I spend my life negotiating outcomes for the labor unions that I represent. I’ve been doing it for 25 years and never once did I stop to think that by not paying more attention to my health that maybe I was negotiating with my own life. When I was 50 years old, I had a heart attack that nearly killed me. I knew then that I had to make some big changes in my life or else I may not be so lucky in the future. I immediately went on a statin to get my cholesterol down and started to set up a plan of attack for dealing with my health.
Right around the time I was starting to get used to what had become my new life, my world was turned upside down yet again. My wife of 21 years and I got divorced and I found myself facing the two biggest challenges of my life all alone. Angry and confused, I stopped taking my statin, though I kept working out when I could because it took my mind off things.
I twisted my knee playing golf and when it didn’t get better, I actually started to have trouble walking. I went into see my doctor and talk about it. When I was there we went over the pain in my knee, which was a simple ligament strain he said, but he was more concerned about how I was feeling otherwise.
I told him the truth: I was still having chest pains, but I was also starting to feel very tired, so much so that I had to cut my golf game back from eighteen holes to nine and that even 30 minutes on the exercise bike wiped me out. I also told him that I was really feeling stressed out from work and being alone.
My doctor told me that he was very worried about my complaints of fatigue. The fact I had stopped taking the statin was also real reason for concern. He gave me some stress management tips to help defuse my daily work-related tensions, and he really wanted me to restart my statin therapy.
I had serious problem with becoming “drug dependent,” and I told my doctor that I would only take the statins if I knew that there was no other option.
After some discussion, in which he explained the important role played bythe endothelium and how endothelial dysfunction is a reliable indicator of impending heart problems, I readily agreed to have an EndoPAT® test that day. I needed to know where I stood and my doctor assured me that an EndoPAT®test would let me know just that.
A Second Chance

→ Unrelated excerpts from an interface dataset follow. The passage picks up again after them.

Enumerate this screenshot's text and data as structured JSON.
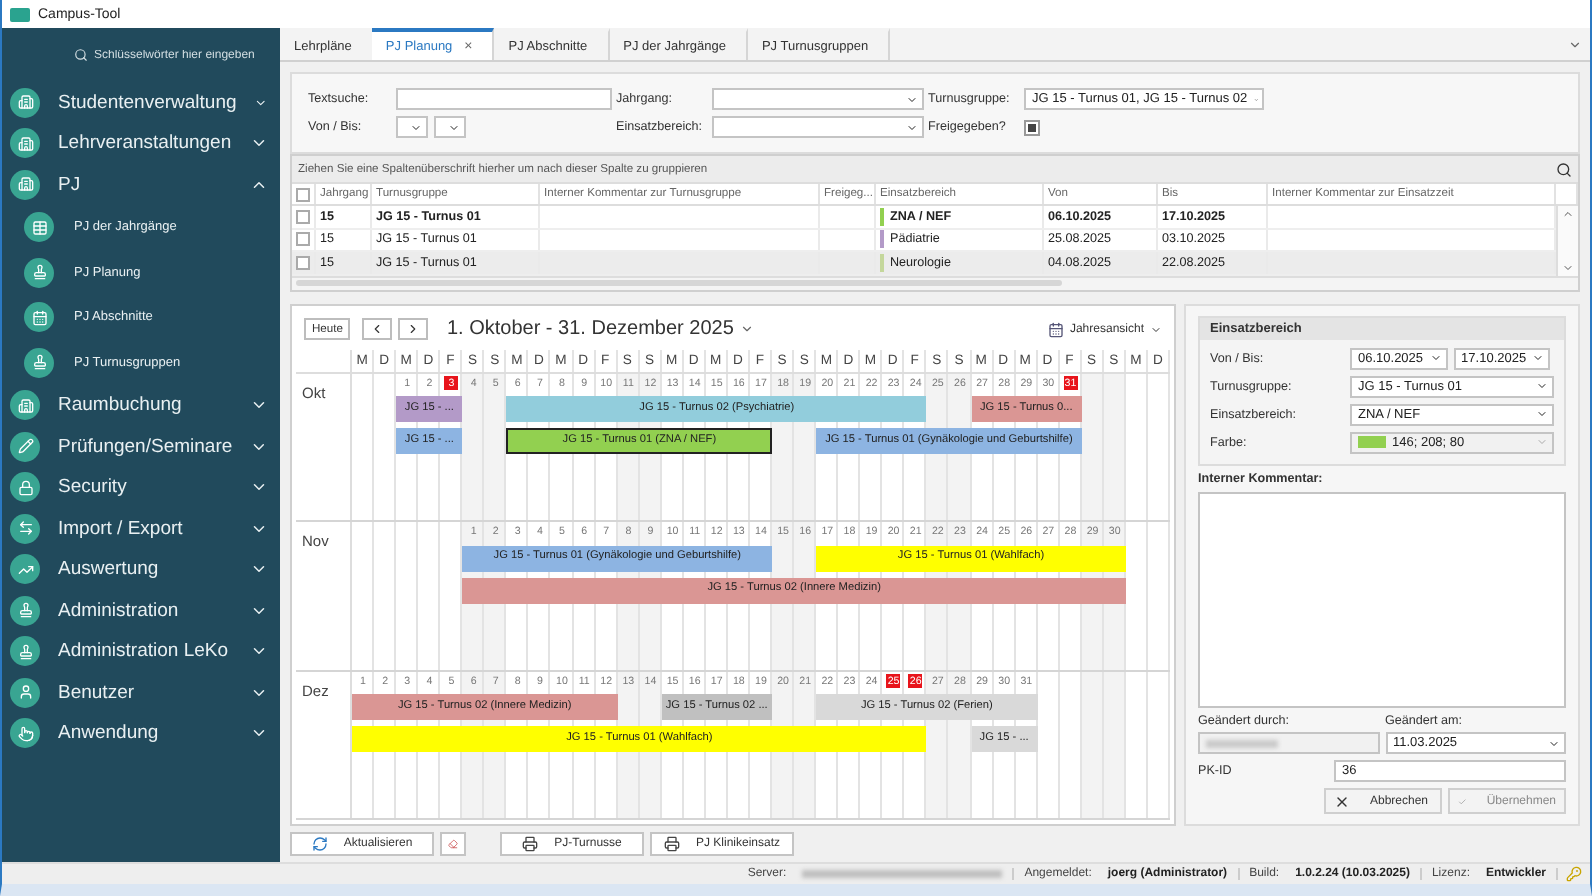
{
  "window": {
    "title": "Campus-Tool"
  },
  "sidebar": {
    "search": {
      "placeholder": "Schlüsselwörter hier eingeben"
    },
    "items": [
      {
        "label": "Studentenverwaltung",
        "expanded": false
      },
      {
        "label": "Lehrveranstaltungen",
        "expanded": false
      },
      {
        "label": "PJ",
        "expanded": true,
        "children": [
          {
            "label": "PJ der Jahrgänge"
          },
          {
            "label": "PJ Planung"
          },
          {
            "label": "PJ Abschnitte"
          },
          {
            "label": "PJ Turnusgruppen"
          }
        ]
      },
      {
        "label": "Raumbuchung",
        "expanded": false
      },
      {
        "label": "Prüfungen/Seminare",
        "expanded": false
      },
      {
        "label": "Security",
        "expanded": false
      },
      {
        "label": "Import / Export",
        "expanded": false
      },
      {
        "label": "Auswertung",
        "expanded": false
      },
      {
        "label": "Administration",
        "expanded": false
      },
      {
        "label": "Administration LeKo",
        "expanded": false
      },
      {
        "label": "Benutzer",
        "expanded": false
      },
      {
        "label": "Anwendung",
        "expanded": false
      }
    ]
  },
  "tabs": [
    {
      "label": "Lehrpläne",
      "selected": false
    },
    {
      "label": "PJ Planung",
      "selected": true,
      "close": "×"
    },
    {
      "label": "PJ Abschnitte",
      "selected": false
    },
    {
      "label": "PJ der Jahrgänge",
      "selected": false
    },
    {
      "label": "PJ Turnusgruppen",
      "selected": false
    }
  ],
  "filters": {
    "text_search": {
      "label": "Textsuche:"
    },
    "jahrgang": {
      "label": "Jahrgang:"
    },
    "turnusgruppe": {
      "label": "Turnusgruppe:",
      "value": "JG 15 - Turnus 01, JG 15 - Turnus 02"
    },
    "von_bis": {
      "label": "Von / Bis:"
    },
    "einsatzbereich": {
      "label": "Einsatzbereich:"
    },
    "freigegeben": {
      "label": "Freigegeben?",
      "indeterminate": true
    }
  },
  "grid": {
    "group_hint": "Ziehen Sie eine Spaltenüberschrift hierher um nach dieser Spalte zu gruppieren",
    "select_all_checked": false,
    "columns": [
      "Jahrgang",
      "Turnusgruppe",
      "Interner Kommentar zur Turnusgruppe",
      "Freigeg...",
      "Einsatzbereich",
      "Von",
      "Bis",
      "Interner Kommentar zur Einsatzzeit"
    ],
    "rows": [
      {
        "jahrgang": "15",
        "turnusgruppe": "JG 15 - Turnus 01",
        "einsatzbereich": "ZNA / NEF",
        "color": "#92d050",
        "von": "06.10.2025",
        "bis": "17.10.2025",
        "selected": true,
        "checked": false,
        "hovered": false
      },
      {
        "jahrgang": "15",
        "turnusgruppe": "JG 15 - Turnus 01",
        "einsatzbereich": "Pädiatrie",
        "color": "#b39ac8",
        "von": "25.08.2025",
        "bis": "03.10.2025",
        "selected": false,
        "checked": false,
        "hovered": false
      },
      {
        "jahrgang": "15",
        "turnusgruppe": "JG 15 - Turnus 01",
        "einsatzbereich": "Neurologie",
        "color": "#c4d79b",
        "von": "04.08.2025",
        "bis": "22.08.2025",
        "selected": false,
        "checked": false,
        "hovered": true
      }
    ]
  },
  "calendar": {
    "today": "Heute",
    "title": "1. Oktober - 31. Dezember 2025",
    "view": "Jahresansicht",
    "weekdays": [
      "M",
      "D",
      "M",
      "D",
      "F",
      "S",
      "S",
      "M",
      "D",
      "M",
      "D",
      "F",
      "S",
      "S",
      "M",
      "D",
      "M",
      "D",
      "F",
      "S",
      "S",
      "M",
      "D",
      "M",
      "D",
      "F",
      "S",
      "S",
      "M",
      "D",
      "M",
      "D",
      "F",
      "S",
      "S",
      "M",
      "D"
    ],
    "months": [
      {
        "label": "Okt",
        "days": [
          {
            "day": "1",
            "holiday": false
          },
          {
            "day": "2",
            "holiday": false
          },
          {
            "day": "3",
            "holiday": true
          },
          {
            "day": "4",
            "holiday": false
          },
          {
            "day": "5",
            "holiday": false
          },
          {
            "day": "6",
            "holiday": false
          },
          {
            "day": "7",
            "holiday": false
          },
          {
            "day": "8",
            "holiday": false
          },
          {
            "day": "9",
            "holiday": false
          },
          {
            "day": "10",
            "holiday": false
          },
          {
            "day": "11",
            "holiday": false
          },
          {
            "day": "12",
            "holiday": false
          },
          {
            "day": "13",
            "holiday": false
          },
          {
            "day": "14",
            "holiday": false
          },
          {
            "day": "15",
            "holiday": false
          },
          {
            "day": "16",
            "holiday": false
          },
          {
            "day": "17",
            "holiday": false
          },
          {
            "day": "18",
            "holiday": false
          },
          {
            "day": "19",
            "holiday": false
          },
          {
            "day": "20",
            "holiday": false
          },
          {
            "day": "21",
            "holiday": false
          },
          {
            "day": "22",
            "holiday": false
          },
          {
            "day": "23",
            "holiday": false
          },
          {
            "day": "24",
            "holiday": false
          },
          {
            "day": "25",
            "holiday": false
          },
          {
            "day": "26",
            "holiday": false
          },
          {
            "day": "27",
            "holiday": false
          },
          {
            "day": "28",
            "holiday": false
          },
          {
            "day": "29",
            "holiday": false
          },
          {
            "day": "30",
            "holiday": false
          },
          {
            "day": "31",
            "holiday": true
          }
        ],
        "lanes": [
          {
            "events": [
              {
                "label": "JG 15 - ...",
                "color": "#b39ac8",
                "selected": false
              },
              {
                "label": "JG 15 - Turnus 02 (Psychiatrie)",
                "color": "#92cddc",
                "selected": false
              },
              {
                "label": "JG 15 - Turnus 0...",
                "color": "#da9694",
                "selected": false
              }
            ]
          },
          {
            "events": [
              {
                "label": "JG 15 - ...",
                "color": "#8db4e2",
                "selected": false
              },
              {
                "label": "JG 15 - Turnus 01 (ZNA / NEF)",
                "color": "#92d050",
                "selected": true
              },
              {
                "label": "JG 15 - Turnus 01 (Gynäkologie und Geburtshilfe)",
                "color": "#8db4e2",
                "selected": false
              }
            ]
          }
        ]
      },
      {
        "label": "Nov",
        "days": [
          {
            "day": "1",
            "holiday": false
          },
          {
            "day": "2",
            "holiday": false
          },
          {
            "day": "3",
            "holiday": false
          },
          {
            "day": "4",
            "holiday": false
          },
          {
            "day": "5",
            "holiday": false
          },
          {
            "day": "6",
            "holiday": false
          },
          {
            "day": "7",
            "holiday": false
          },
          {
            "day": "8",
            "holiday": false
          },
          {
            "day": "9",
            "holiday": false
          },
          {
            "day": "10",
            "holiday": false
          },
          {
            "day": "11",
            "holiday": false
          },
          {
            "day": "12",
            "holiday": false
          },
          {
            "day": "13",
            "holiday": false
          },
          {
            "day": "14",
            "holiday": false
          },
          {
            "day": "15",
            "holiday": false
          },
          {
            "day": "16",
            "holiday": false
          },
          {
            "day": "17",
            "holiday": false
          },
          {
            "day": "18",
            "holiday": false
          },
          {
            "day": "19",
            "holiday": false
          },
          {
            "day": "20",
            "holiday": false
          },
          {
            "day": "21",
            "holiday": false
          },
          {
            "day": "22",
            "holiday": false
          },
          {
            "day": "23",
            "holiday": false
          },
          {
            "day": "24",
            "holiday": false
          },
          {
            "day": "25",
            "holiday": false
          },
          {
            "day": "26",
            "holiday": false
          },
          {
            "day": "27",
            "holiday": false
          },
          {
            "day": "28",
            "holiday": false
          },
          {
            "day": "29",
            "holiday": false
          },
          {
            "day": "30",
            "holiday": false
          }
        ],
        "lanes": [
          {
            "events": [
              {
                "label": "JG 15 - Turnus 01 (Gynäkologie und Geburtshilfe)",
                "color": "#8db4e2",
                "selected": false
              },
              {
                "label": "JG 15 - Turnus 01 (Wahlfach)",
                "color": "#ffff00",
                "selected": false
              }
            ]
          },
          {
            "events": [
              {
                "label": "JG 15 - Turnus 02 (Innere Medizin)",
                "color": "#da9694",
                "selected": false
              }
            ]
          }
        ]
      },
      {
        "label": "Dez",
        "days": [
          {
            "day": "1",
            "holiday": false
          },
          {
            "day": "2",
            "holiday": false
          },
          {
            "day": "3",
            "holiday": false
          },
          {
            "day": "4",
            "holiday": false
          },
          {
            "day": "5",
            "holiday": false
          },
          {
            "day": "6",
            "holiday": false
          },
          {
            "day": "7",
            "holiday": false
          },
          {
            "day": "8",
            "holiday": false
          },
          {
            "day": "9",
            "holiday": false
          },
          {
            "day": "10",
            "holiday": false
          },
          {
            "day": "11",
            "holiday": false
          },
          {
            "day": "12",
            "holiday": false
          },
          {
            "day": "13",
            "holiday": false
          },
          {
            "day": "14",
            "holiday": false
          },
          {
            "day": "15",
            "holiday": false
          },
          {
            "day": "16",
            "holiday": false
          },
          {
            "day": "17",
            "holiday": false
          },
          {
            "day": "18",
            "holiday": false
          },
          {
            "day": "19",
            "holiday": false
          },
          {
            "day": "20",
            "holiday": false
          },
          {
            "day": "21",
            "holiday": false
          },
          {
            "day": "22",
            "holiday": false
          },
          {
            "day": "23",
            "holiday": false
          },
          {
            "day": "24",
            "holiday": false
          },
          {
            "day": "25",
            "holiday": true
          },
          {
            "day": "26",
            "holiday": true
          },
          {
            "day": "27",
            "holiday": false
          },
          {
            "day": "28",
            "holiday": false
          },
          {
            "day": "29",
            "holiday": false
          },
          {
            "day": "30",
            "holiday": false
          },
          {
            "day": "31",
            "holiday": false
          }
        ],
        "lanes": [
          {
            "events": [
              {
                "label": "JG 15 - Turnus 02 (Innere Medizin)",
                "color": "#da9694",
                "selected": false
              },
              {
                "label": "JG 15 - Turnus 02 ...",
                "color": "#c0c0c0",
                "selected": false
              },
              {
                "label": "JG 15 - Turnus 02 (Ferien)",
                "color": "#d9d9d9",
                "selected": false
              }
            ]
          },
          {
            "events": [
              {
                "label": "JG 15 - Turnus 01 (Wahlfach)",
                "color": "#ffff00",
                "selected": false
              },
              {
                "label": "JG 15 - ...",
                "color": "#d9d9d9",
                "selected": false
              }
            ]
          }
        ]
      }
    ]
  },
  "detail": {
    "title": "Einsatzbereich",
    "von_bis": {
      "label": "Von / Bis:",
      "from": "06.10.2025",
      "to": "17.10.2025"
    },
    "turnusgruppe": {
      "label": "Turnusgruppe:",
      "value": "JG 15 - Turnus 01"
    },
    "einsatzbereich": {
      "label": "Einsatzbereich:",
      "value": "ZNA / NEF"
    },
    "farbe": {
      "label": "Farbe:",
      "value": "146; 208; 80",
      "color": "#92d050"
    },
    "comment": {
      "label": "Interner Kommentar:"
    },
    "changed_by": {
      "label": "Geändert durch:",
      "redacted": true
    },
    "changed_at": {
      "label": "Geändert am:",
      "value": "11.03.2025"
    },
    "pk_id": {
      "label": "PK-ID",
      "value": "36"
    },
    "buttons": [
      {
        "kind": "cancel",
        "label": "Abbrechen",
        "disabled": false
      },
      {
        "kind": "apply",
        "label": "Übernehmen",
        "disabled": true
      }
    ]
  },
  "actions": [
    {
      "kind": "refresh",
      "label": "Aktualisieren"
    },
    {
      "kind": "eraser"
    },
    {
      "kind": "print",
      "label": "PJ-Turnusse"
    },
    {
      "kind": "print",
      "label": "PJ Klinikeinsatz"
    }
  ],
  "status_bar": [
    {
      "label": "Server:",
      "redacted": true
    },
    {
      "label": "Angemeldet:",
      "value": "joerg (Administrator)"
    },
    {
      "label": "Build:",
      "value": "1.0.2.24 (10.03.2025)"
    },
    {
      "label": "Lizenz:",
      "value": "Entwickler"
    }
  ]
}
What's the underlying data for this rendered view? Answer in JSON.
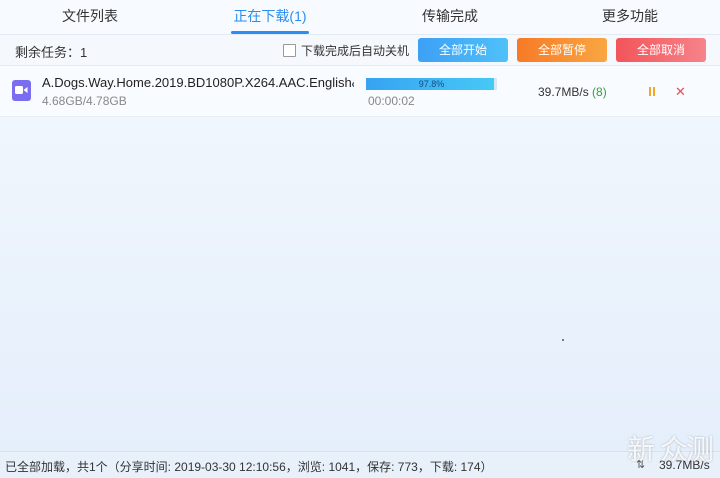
{
  "tabs": [
    {
      "label": "文件列表"
    },
    {
      "label": "正在下载(1)"
    },
    {
      "label": "传输完成"
    },
    {
      "label": "更多功能"
    }
  ],
  "toolbar": {
    "remaining": "剩余任务：1",
    "auto_shutdown_label": "下载完成后自动关机",
    "start_all": "全部开始",
    "pause_all": "全部暂停",
    "cancel_all": "全部取消"
  },
  "download": {
    "file_name": "A.Dogs.Way.Home.2019.BD1080P.X264.AAC.English&...",
    "size": "4.68GB/4.78GB",
    "progress_text": "97.8%",
    "progress_value": 97.8,
    "elapsed": "00:00:02",
    "speed": "39.7MB/s",
    "peers": "(8)"
  },
  "status_bar": {
    "info": "已全部加载，共1个（分享时间: 2019-03-30 12:10:56，浏览: 1041，保存: 773，下载: 174）",
    "speed": "39.7MB/s"
  },
  "watermark": "新 众测",
  "colors": {
    "accent": "#2a8ef0",
    "start": "#3da0f6",
    "pause": "#f77a26",
    "cancel": "#f2555a"
  }
}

After the test, which only took about 20 minutes, we sat down in his office and reviewed my EndoScore. I was very upset to find out that my low EndoScore of 1.52 foreshadowed another, perhaps more devastating heart attack. He told me that, “With an EndoScore this low and your symptoms so pronounced, you should see a cardiologist very soon.”
One week later, I was admitted to NYU Medical Center and underwent a successful coronary bypass procedure.
When I got home from the hospital, I finally knew that I had to get realistic about my health. I was sicker than I let on when I first took the EndoPAT® test and it turned out I was very close to having a second heart attack.
If I hadn’t taken that EndoPAT® test, I would have just kept fooling myself and avoided the issue. But now that I’ve been given a second chance at life, I intend to take full advantage of it and change my ways for the better.